---------- DATA SUPPLIED ----------
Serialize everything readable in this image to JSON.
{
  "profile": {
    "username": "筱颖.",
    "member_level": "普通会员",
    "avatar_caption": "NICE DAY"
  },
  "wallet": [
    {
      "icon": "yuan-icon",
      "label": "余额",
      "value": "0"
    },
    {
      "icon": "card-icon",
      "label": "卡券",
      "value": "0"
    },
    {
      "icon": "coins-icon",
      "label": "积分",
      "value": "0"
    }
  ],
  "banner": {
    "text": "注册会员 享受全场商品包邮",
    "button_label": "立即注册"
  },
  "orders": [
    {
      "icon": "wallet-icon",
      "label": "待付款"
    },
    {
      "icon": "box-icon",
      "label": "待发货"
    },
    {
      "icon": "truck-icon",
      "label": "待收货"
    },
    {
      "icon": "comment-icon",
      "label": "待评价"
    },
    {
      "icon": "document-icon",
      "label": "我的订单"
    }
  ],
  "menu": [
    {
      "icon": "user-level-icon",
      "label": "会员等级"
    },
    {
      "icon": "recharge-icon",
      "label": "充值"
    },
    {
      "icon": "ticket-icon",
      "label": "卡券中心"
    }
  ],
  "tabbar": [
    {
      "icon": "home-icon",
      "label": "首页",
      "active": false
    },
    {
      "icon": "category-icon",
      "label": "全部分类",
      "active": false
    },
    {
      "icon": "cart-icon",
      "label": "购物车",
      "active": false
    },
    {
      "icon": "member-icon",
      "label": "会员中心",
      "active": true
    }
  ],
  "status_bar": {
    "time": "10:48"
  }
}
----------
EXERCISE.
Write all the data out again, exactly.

TASK OUTPUT.
Serialize everything readable in this image to JSON.
{
  "profile": {
    "username": "筱颖.",
    "member_level": "普通会员",
    "avatar_caption": "NICE DAY"
  },
  "wallet": [
    {
      "icon": "yuan-icon",
      "label": "余额",
      "value": "0"
    },
    {
      "icon": "card-icon",
      "label": "卡券",
      "value": "0"
    },
    {
      "icon": "coins-icon",
      "label": "积分",
      "value": "0"
    }
  ],
  "banner": {
    "text": "注册会员 享受全场商品包邮",
    "button_label": "立即注册"
  },
  "orders": [
    {
      "icon": "wallet-icon",
      "label": "待付款"
    },
    {
      "icon": "box-icon",
      "label": "待发货"
    },
    {
      "icon": "truck-icon",
      "label": "待收货"
    },
    {
      "icon": "comment-icon",
      "label": "待评价"
    },
    {
      "icon": "document-icon",
      "label": "我的订单"
    }
  ],
  "menu": [
    {
      "icon": "user-level-icon",
      "label": "会员等级"
    },
    {
      "icon": "recharge-icon",
      "label": "充值"
    },
    {
      "icon": "ticket-icon",
      "label": "卡券中心"
    }
  ],
  "tabbar": [
    {
      "icon": "home-icon",
      "label": "首页",
      "active": false
    },
    {
      "icon": "category-icon",
      "label": "全部分类",
      "active": false
    },
    {
      "icon": "cart-icon",
      "label": "购物车",
      "active": false
    },
    {
      "icon": "member-icon",
      "label": "会员中心",
      "active": true
    }
  ],
  "status_bar": {
    "time": "10:48"
  }
}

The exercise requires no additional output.